Visual Technologies of Legitimating and Authenticating "Self": National ID Programs and National Security

Friday, January 8, 2010: 3:10 PM
Point Loma Room (Marriott)
Rachel A. Wortman , Ohio State University, Columbus, OH
Since the attacks of 9/11, one's driver's license or government issued photo ID card has carried more weight than ever before. Many questions about how we legitimate and authenticate individual identity, for purposes of the state, the self, and the medical community, now coalesce around these 3.5 x 2.25 inch plastic cards. More specifically, though, the ID card is a material object and cultural site that engages with the body and identity vis-à-vis visual culture; the ID card highlights the social practice of reading identity on to or off of the surface of the body.

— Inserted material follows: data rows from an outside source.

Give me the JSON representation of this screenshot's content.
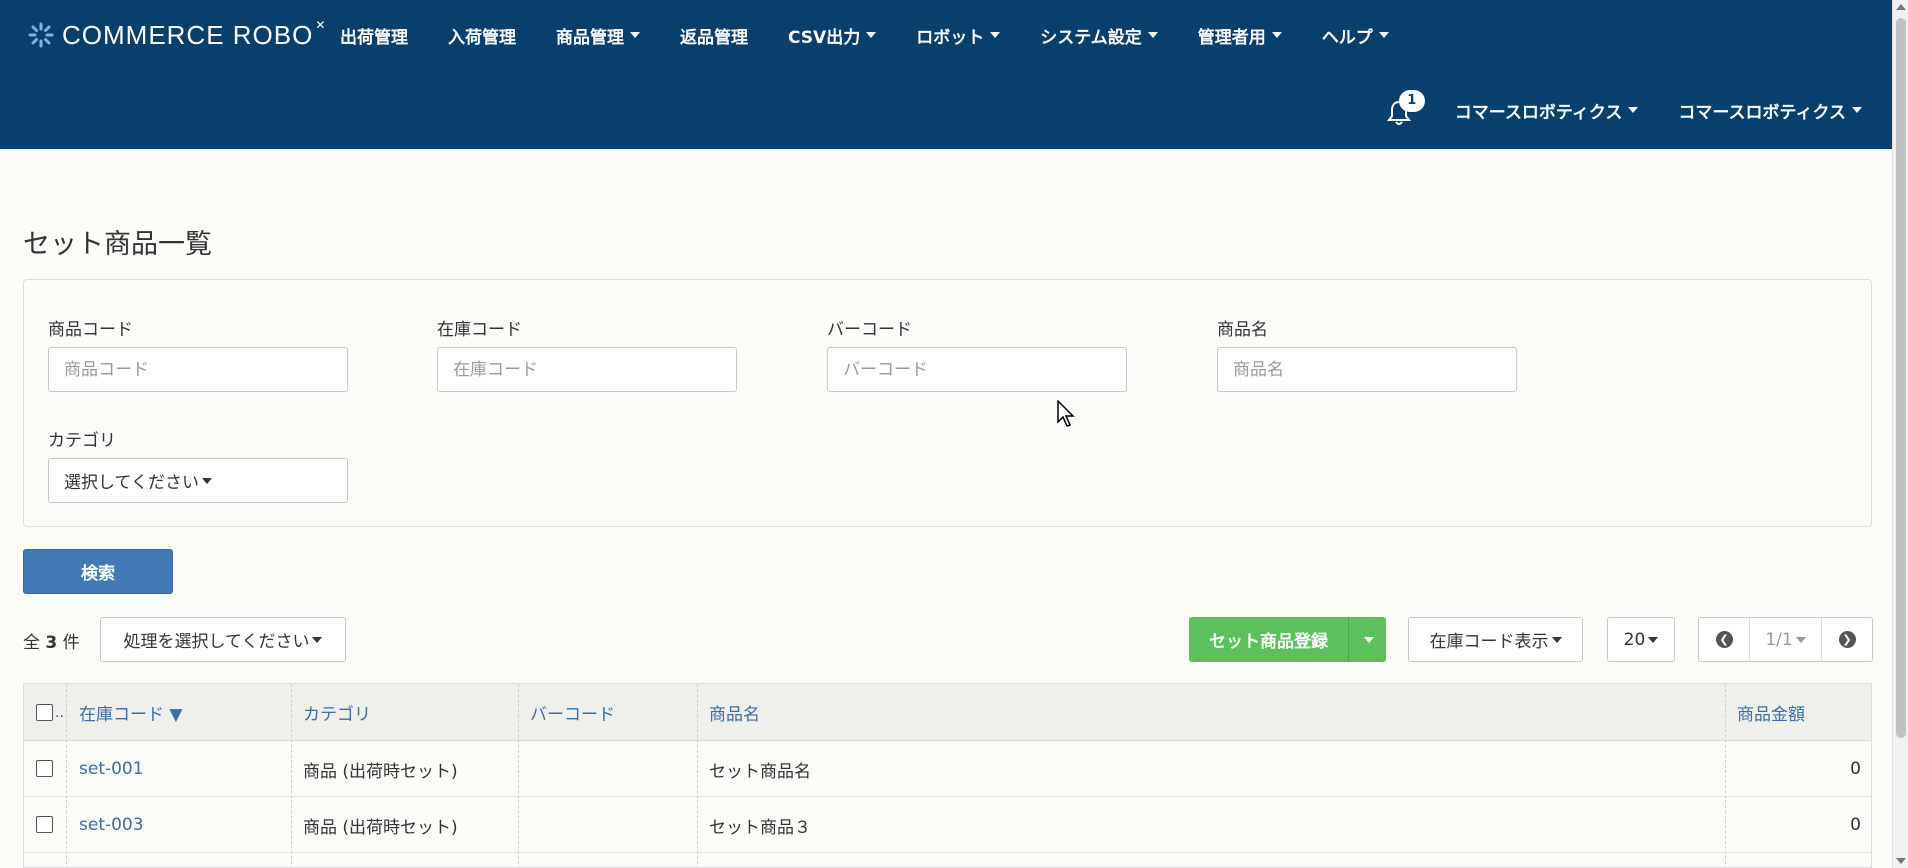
{
  "brand": {
    "name": "COMMERCE ROBO"
  },
  "nav": {
    "items": [
      {
        "label": "出荷管理",
        "dropdown": false
      },
      {
        "label": "入荷管理",
        "dropdown": false
      },
      {
        "label": "商品管理",
        "dropdown": true
      },
      {
        "label": "返品管理",
        "dropdown": false
      },
      {
        "label": "CSV出力",
        "dropdown": true
      },
      {
        "label": "ロボット",
        "dropdown": true
      },
      {
        "label": "システム設定",
        "dropdown": true
      },
      {
        "label": "管理者用",
        "dropdown": true
      },
      {
        "label": "ヘルプ",
        "dropdown": true
      }
    ]
  },
  "user_nav": {
    "notification_count": "1",
    "company_label": "コマースロボティクス",
    "user_label": "コマースロボティクス"
  },
  "page": {
    "title": "セット商品一覧"
  },
  "filters": {
    "product_code": {
      "label": "商品コード",
      "placeholder": "商品コード",
      "value": ""
    },
    "stock_code": {
      "label": "在庫コード",
      "placeholder": "在庫コード",
      "value": ""
    },
    "barcode": {
      "label": "バーコード",
      "placeholder": "バーコード",
      "value": ""
    },
    "product_name": {
      "label": "商品名",
      "placeholder": "商品名",
      "value": ""
    },
    "category": {
      "label": "カテゴリ",
      "selected": "選択してください"
    },
    "search_button": "検索"
  },
  "toolbar": {
    "total_prefix": "全",
    "total_count": "3",
    "total_suffix": "件",
    "bulk_action": "処理を選択してください",
    "register_button": "セット商品登録",
    "code_display": "在庫コード表示",
    "page_size": "20",
    "page_indicator": "1/1"
  },
  "table": {
    "headers": {
      "checkbox_more": "..",
      "stock_code": "在庫コード ▼",
      "category": "カテゴリ",
      "barcode": "バーコード",
      "product_name": "商品名",
      "price": "商品金額"
    },
    "rows": [
      {
        "stock_code": "set-001",
        "category": "商品 (出荷時セット)",
        "barcode": "",
        "product_name": "セット商品名",
        "price": "0"
      },
      {
        "stock_code": "set-003",
        "category": "商品 (出荷時セット)",
        "barcode": "",
        "product_name": "セット商品３",
        "price": "0"
      }
    ]
  },
  "colors": {
    "header_bg": "#083f6d",
    "primary": "#4279b6",
    "success": "#5cc15c",
    "link": "#3a6ea5"
  }
}
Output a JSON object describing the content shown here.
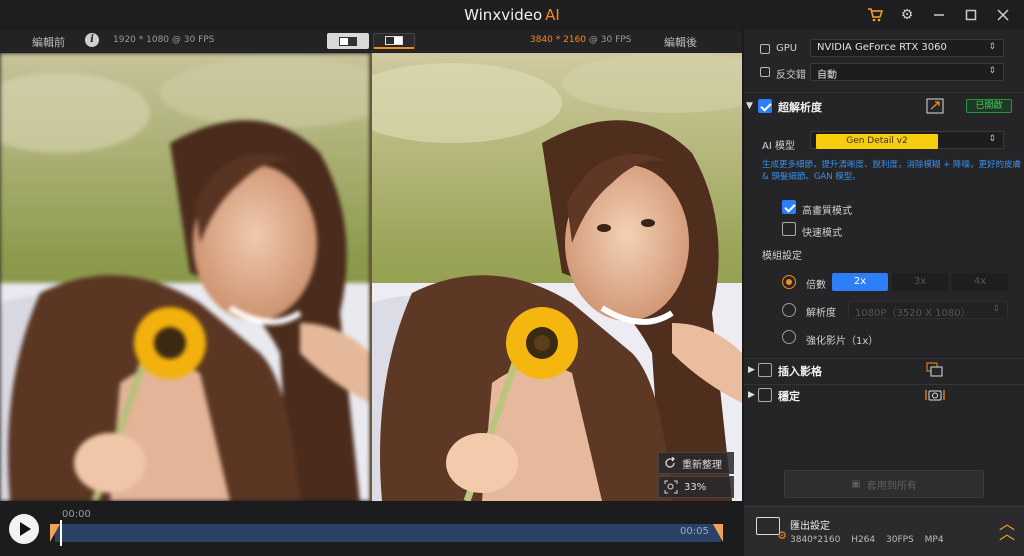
{
  "app": {
    "title": "Winxvideo",
    "title_accent": "AI"
  },
  "window_controls": [
    "cart-icon",
    "gear-icon",
    "minimize-icon",
    "maximize-icon",
    "close-icon"
  ],
  "compare": {
    "left_label": "編輯前",
    "left_resolution": "1920 * 1080 @ 30 FPS",
    "right_resolution_hl": "3840 * 2160",
    "right_resolution_rest": "@ 30 FPS",
    "right_label": "編輯後"
  },
  "overlay": {
    "reset_label": "重新整理",
    "zoom_label": "33%"
  },
  "timeline": {
    "current": "00:00",
    "end": "00:05"
  },
  "panel": {
    "gpu_label": "GPU",
    "gpu_value": "NVIDIA GeForce RTX 3060",
    "aa_label": "反交錯",
    "aa_value": "自動",
    "super_res": {
      "title": "超解析度",
      "enabled": true,
      "status": "已開啟",
      "model_label": "AI 模型",
      "model_value": "Gen Detail v2",
      "description": "生成更多細節，提升清晰度、銳利度，消除模糊 + 降噪，更好的皮膚 & 頭髮細節。GAN 模型。",
      "hq_label": "高畫質模式",
      "hq_checked": true,
      "fast_label": "快速模式",
      "fast_checked": false,
      "module_label": "模組設定",
      "scale_label": "倍數",
      "scale_options": [
        "2x",
        "3x",
        "4x"
      ],
      "scale_selected": "2x",
      "resolution_label": "解析度",
      "resolution_value": "1080P（3520 X 1080）",
      "enhance_label": "強化影片（1x）"
    },
    "frame_interp": {
      "title": "插入影格",
      "enabled": false
    },
    "stabilize": {
      "title": "穩定",
      "enabled": false
    },
    "apply_label": "套用到所有",
    "export": {
      "title": "匯出設定",
      "spec": [
        "3840*2160",
        "H264",
        "30FPS",
        "MP4"
      ]
    }
  },
  "colors": {
    "accent": "#f58a1f",
    "blue": "#2d7ff9",
    "model_yellow": "#f7cd0e",
    "ok_green": "#3fd05a"
  }
}
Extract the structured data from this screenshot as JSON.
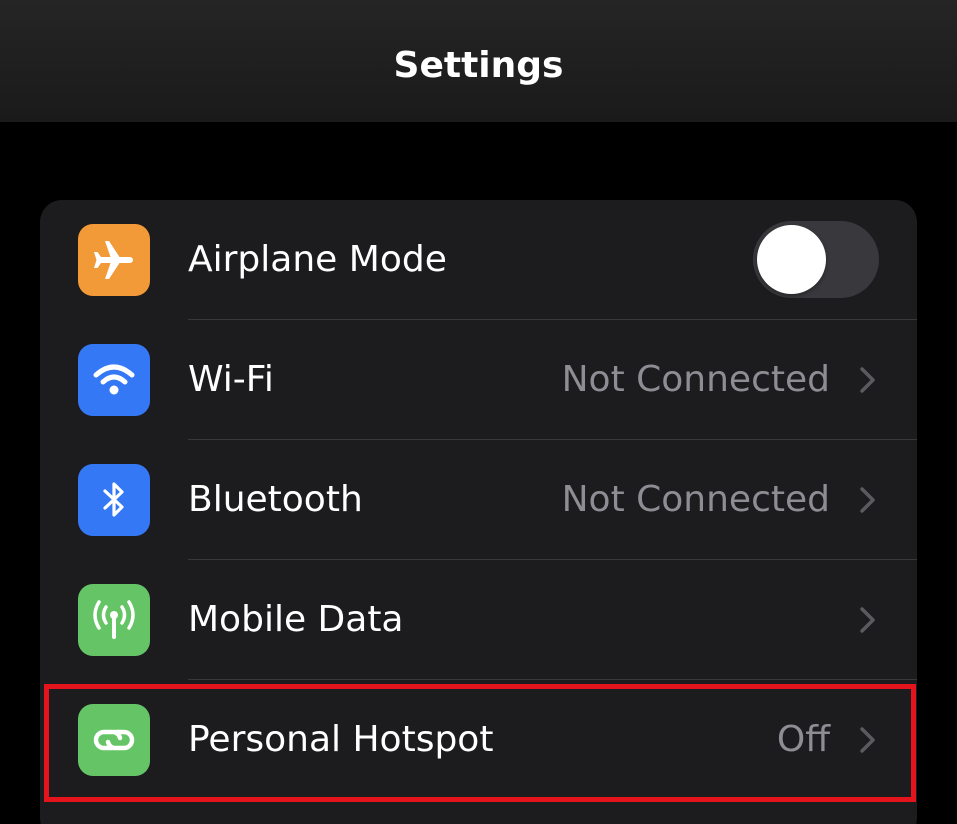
{
  "navbar": {
    "title": "Settings"
  },
  "settings": {
    "rows": [
      {
        "label": "Airplane Mode",
        "icon": "airplane-icon",
        "icon_color": "#f19a37",
        "control": "toggle",
        "toggle_on": false
      },
      {
        "label": "Wi-Fi",
        "icon": "wifi-icon",
        "icon_color": "#3478f6",
        "value": "Not Connected",
        "control": "chevron"
      },
      {
        "label": "Bluetooth",
        "icon": "bluetooth-icon",
        "icon_color": "#3478f6",
        "value": "Not Connected",
        "control": "chevron"
      },
      {
        "label": "Mobile Data",
        "icon": "antenna-icon",
        "icon_color": "#65c466",
        "control": "chevron"
      },
      {
        "label": "Personal Hotspot",
        "icon": "hotspot-link-icon",
        "icon_color": "#65c466",
        "value": "Off",
        "control": "chevron",
        "highlighted": true
      }
    ]
  },
  "colors": {
    "background": "#000000",
    "group_background": "#1c1c1e",
    "secondary_text": "#8d8d93",
    "highlight_border": "#e3141b"
  }
}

Within the US, the practice of identification has become a visual politics of appearance, one which gives particular weight to glancing at the photo on an ID card, and one which is mired in its own history. This paper considers what is really being asked of us when we are called upon to produce our ID; It also suggests that there is something peculiar in the process, as one is expected by simply looking at the photo on someone's driver's license to be able to authenticate the person standing before him or herself as the “same as” the person pictured on the license. This practice of identification – reading identity on to or off of the surface of body – has potentially grave social and political consequences for those who are identified or misidentified. Ultimately, this paper takes up the Real ID program in the US and the National Identity Scheme in the UK to problematizing these newly instituted identification/national security systems. In an era in which cosmetic surgery and alteration of the body has become highly accessible, this paper asks, what is at stake as we continue to locate identity on or within the body?

<< Previous Presentation | Next Presentation